The Least We Can Do: Reflections about “A Private War”, a feature film about Marie Colvin and my script “To Tell the Truth” inspired by Anna Politkovskaya
by Tatiana R. Zaharchenko
Since I am writing a feature script inspired by Anna Politkovskaya, a Russian journalist and crusader for truth who exposed war crimes in Chechnya, it was no surprise that I rushed to a WIFV arranged preview of A PRIVATE WAR (Directed by Matthew Heineman. Screenplay by Arash Amel, based on Marie Brenner’s article "Marie Colvin's Private War" in Vanity Fair Magazine). This film is about another outstanding war reporter, Marie Colvin. Several books and a documentary about her appeared last year, and this feature film takes a prominent place for anybody interested in her work or in an intense film about a female war reporter.
There are striking parallels but also serious differences between Marie and Anna. Contemporaries, they were beautiful and feminine, courageous and daring. Marie covered wars in many turbulent parts of the world, including Chechnya. Anna wrote about the wars only in Chechnya.
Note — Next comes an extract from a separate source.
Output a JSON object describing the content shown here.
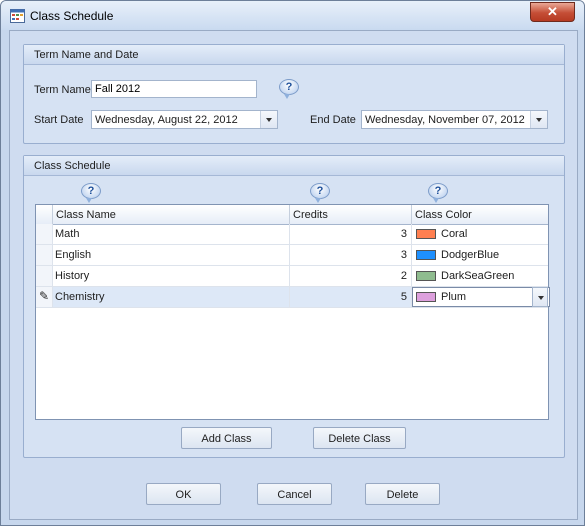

Both were focused predominantly on the civilian victims of war, in Anna’s case, exposing the crimes and atrocities of the Russian military and the Kremlin-installed Chechen leadership. Marie was killed in a foreign land, Homs, Syria, while on duty, reporting and risking her life. Anna was assassinated six years earlier in her own apartment building in Moscow carrying a bag full of groceries for dinner. Interestingly, as I learned preparing this article, Marie was a recipient of the Anna Politkovskaya Award of RAW (Reach All Women) in War. Both became icons of their profession, inspirations and warnings.
A Private War is a biopic in which Marie is played by Rosamund Pike. It starts with Marie’s death and then rewinds to her earlier years to bring us gradually back to her murder. It is linear storytelling without much subtext but it is crafted masterfully. Its pace, the atmosphere of war and danger and splendid cinematography keep you engaged even if the content sometimes (as in the case of Marie’s final love relationship) becomes a bit shallow. For me, it seemed to drag a bit in the first half and although it is well edited, it could be 20 minutes or so shorter. But you are rewarded by unforgettable images and crisp dialogue.
The film’s reviews were mixed but mostly positive. It received two Golden Globe nominations, one for Pike’s excellent acting. Her capacity to show the range of Marie’s states, from sharp, playful, sexy, and frivolous to aged and worn, haunted, traumatized, and emotionally broken, is amazing.
As good as it is, it is not the kind of a film I want to make about Anna. Watching it helped me understand this.
When I started thinking about and working on my script To Tell the Truth, I thought I would be creating a biopic about Anna, too. Since then a number of high quality documentaries have been made about her. She has become a symbol of courageous journalism worldwide. The vicious destruction of Chechnya by Putin’s wars is also now broadly known. His repetition of the same approach in Ukraine, an independent country for more than a quarter of a century, in violation of all international laws and treaties, hit the front pages in the US and the West.
So, over time, my script transformed from a story about Anna and her life into a story … about her absence. About Russian journalists who followed her and who were killed or survived after her.
I am trying to depict what happens to journalism in a society, in Russia particularly, where a voice like Anna’s is simply silenced. Where does it go? As a result, I had to give up some of the lines I love coming from my research. (When a 48-year-old Anna returns from a trip and excitedly announces to her grown-up children that she has fallen in love, they reply, “At your age, mother? How this can happen at your mature age?”). I also had to part with one of my favorite characters, eliminating a love story involving Anna just before she was murdered. Most importantly and kind of unexpectedly, my script events took us from Russia to Ukraine. And the arc of the story curved from fear in the former to hope in the latter. Throughout, Anna is present as a moral compass and a void which is never filled.
When I read about never ceasing murders of journalists – the barbaric dismembering of Jamal Khashoggi in Turkey; the recent ambush of Russian journalists Kirill Radchenko, Alexander Rastorguyev and Orkhan Dzhemal in the Central African Republic; the rape and murder of Viktoria Marinova in Bulgaria; and the fatal acid attack of Kateryna Handzyuk in Ukraine – I can’t stop thinking about the power or the danger of telling the truth. And about the lives of the remarkable journalists whose names we may never know.
In A Private War, Marie says “I see it so you don’t have to”. But we have to. That is the least we can do.
Tatiana is an environmental and international attorney, a journalist, and a screenwriter. She attended the 2018 Fall Story Lab.